What I Talk About When I Talk About Running was an interesting memoir about running and writing from novelist Haruki Murakami.
Bird by Bird: Some Instructions on Writing and Life by Anne Lamott and Born To Run: A Hidden Tribe, Superathletes, and the Greatest Race the World Has Never Seen by Christopher McDougall and Murakami in the Afterword wrote of his intent...
"I see this book as a kind of memoir. Not something as grand as a personal history, but calling it an essay collection is a bit forced. Through the act of writing I wanted to sort out what kind of life I've led, both as a novelist and as an ordinary person. I so think I can write something substantial."
Murakami's book is a sort if reminiscence on being a writer and a runner, and how the two pursuits enable each other, with him first becoming a runner as a way to keep fit while being a writer. He also describes how his work put into running had parallels with work put into writing.
About running, he wrote of how pain is inherent, but suffering is optional and the benefits to getting the body to do something it didn't know it could do. In terms of schedule, he noted running roughly 6 days a week and not taking too off in a row. Related to this, he makes the point that it's been good for him that he's had to run to stay thin, as people who don't gain weight easily don't have as much impetus to get in shape overall. Murakami also mentioned the social benefit of running for him being a shared experience with those who he runs with in races or simply sees frequently on the trail.

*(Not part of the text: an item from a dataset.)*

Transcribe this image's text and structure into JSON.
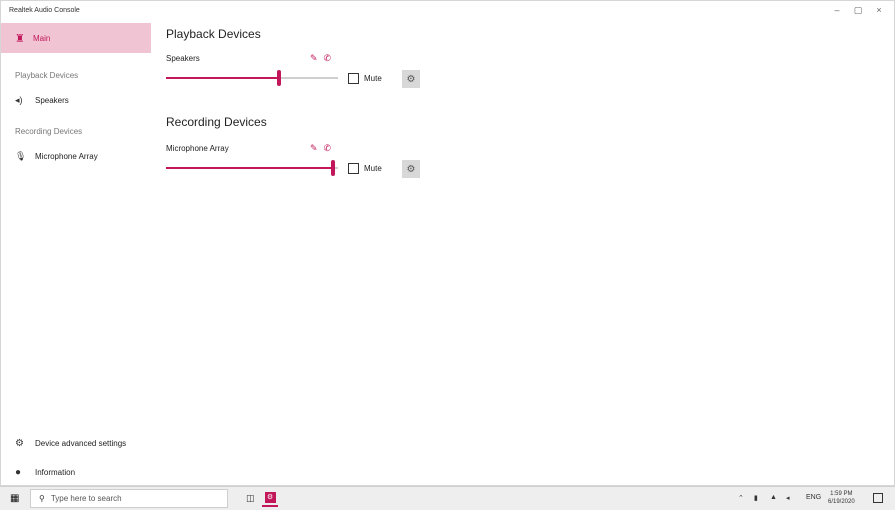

About writing, Murakami covered that when he was young, he had the idea that he wanted to write a novel and finished the book one year between spring and fall, sent it in to a literary magazine's new writers contest and then forgot about it. The next spring he received a call saying he made the contest short list and his book won and was published in the summer. At this time he was managing a bar and continued to do so while writing and publishing his second novel. He then sold the business to write full-time with the idea that if it didn't work out after two years, he could always go back to running a bar again, but published his third novel A Wild Sheep Chase and continued his career as a full-time writer.
Just as Murakami had a schedule for running he also had a schedule for writing, which while he still ran the bar involved writing late at night and then when writing full-time had him going to sleep early and then waking up early to write when he could be most productive. Murakami notes in the book his view of becoming a great novelist requiring talent, focus and endurance... with the first of these being something that can't necessarily be taught, but the second and third both things that can definitely be developed, and make up at least to an extent for any shortcoming in natural talent (with late-blooming writers often people whose focus and endurance paid off for them). Related to this idea of putting in work (just as being a runner requires), he describes the process of writing a novel as being a kind of manual labor.
I haven't previously seen any of Murakami's novels, but would say this really a solid book for anyone interested in either writing or running.